    Some useful books regarding the origins of science are:
    o Edward Grant, The Foundations of Modern Science in the Middle Ages
    o David Lindberg, ed., Science in the Middle Ages
    o Toby Huff, The Rise of Early Modern Science: China, Islam, and the West.

    As an historian, Carl Sagan made a credible planetary scientist. His alleged comment about astronomers and court jesters is ludicrous. And he misses what was truly different in the role of the astronomer, then and now.

    I notice also in the comments on the material wealth of ancient societies the same equation of “technological progress” with “science.” That is a modern thing. (Literally, it started with Descartes and Bacon.)

    + + +

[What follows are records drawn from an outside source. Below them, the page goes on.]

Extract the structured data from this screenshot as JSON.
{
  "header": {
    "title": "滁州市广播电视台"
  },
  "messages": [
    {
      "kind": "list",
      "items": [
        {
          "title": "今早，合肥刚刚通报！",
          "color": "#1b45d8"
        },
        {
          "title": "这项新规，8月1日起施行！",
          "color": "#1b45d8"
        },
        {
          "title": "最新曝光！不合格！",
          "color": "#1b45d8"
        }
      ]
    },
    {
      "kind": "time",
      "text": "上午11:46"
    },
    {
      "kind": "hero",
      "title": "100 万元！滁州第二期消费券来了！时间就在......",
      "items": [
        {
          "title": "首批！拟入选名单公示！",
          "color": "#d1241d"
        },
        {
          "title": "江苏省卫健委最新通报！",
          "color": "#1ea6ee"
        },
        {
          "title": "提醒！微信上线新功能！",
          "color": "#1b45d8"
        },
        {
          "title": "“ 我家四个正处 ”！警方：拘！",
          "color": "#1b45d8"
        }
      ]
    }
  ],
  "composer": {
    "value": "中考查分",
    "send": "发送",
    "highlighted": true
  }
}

  6. I notice one thing about the re-issue of Firestar that I like very much not. No eBook edition.
    Now THAT’s something the future definitely did not get right.

  7. Wait — You’re positioning yourself as the Axel Foley of Far-Flung Future SF?

    Well, okay. I sorta see the metaphorical resemblance.


    1. Like I said, the trick is to display a far future that is not utterly incomprehensible, not only to the reader, but to the poor beleaguered author as well. So, I figgered a) human nature as a constant and b) technology over-the-horizon but still graspable. There’s even an appendix in LION’S MOUTH for the curious. Then, as you allude, a banana in the tailpipe. Long dark ages and a religio-philosophical milieu that treats technology as a form of magic and/or traditional lore.

  8. Another possible limiter on scientific progress could be called the Principle of the Low-Hanging Fruit. It just plain gets harder and harder to make successive upgrades in your scientific paradigm.

    Galileo could grind his own lenses and, with the social equipment of a middle-class scholar, overthrow Ptolemy. A modern radio astronomer must live in an intricate bureaucracy to get time on a radio-telescope that it takes governmental amounts of money to build. Prospective telescopes for gravitational waves are so big, they have to have their components in different orbits around the Earth.

    Now, we command much greater resources than the folk of Galileo’s day, but if the cost of discovery rises faster than the resources, discovery will grind to a halt.

    Or the difficulty could be intellectual. String theory is an elegant idea, but it is notoriously difficult to work it back to something that could be observed. As time goes on, the distance between fundamental theory and observational check could become unbridgeably large. (Doesn’t mean the theorizing will stop, but it will either float there as eternal supposition or really turn into a mathematical mythology, believed in for other than empirical reasons.)

Comments are closed.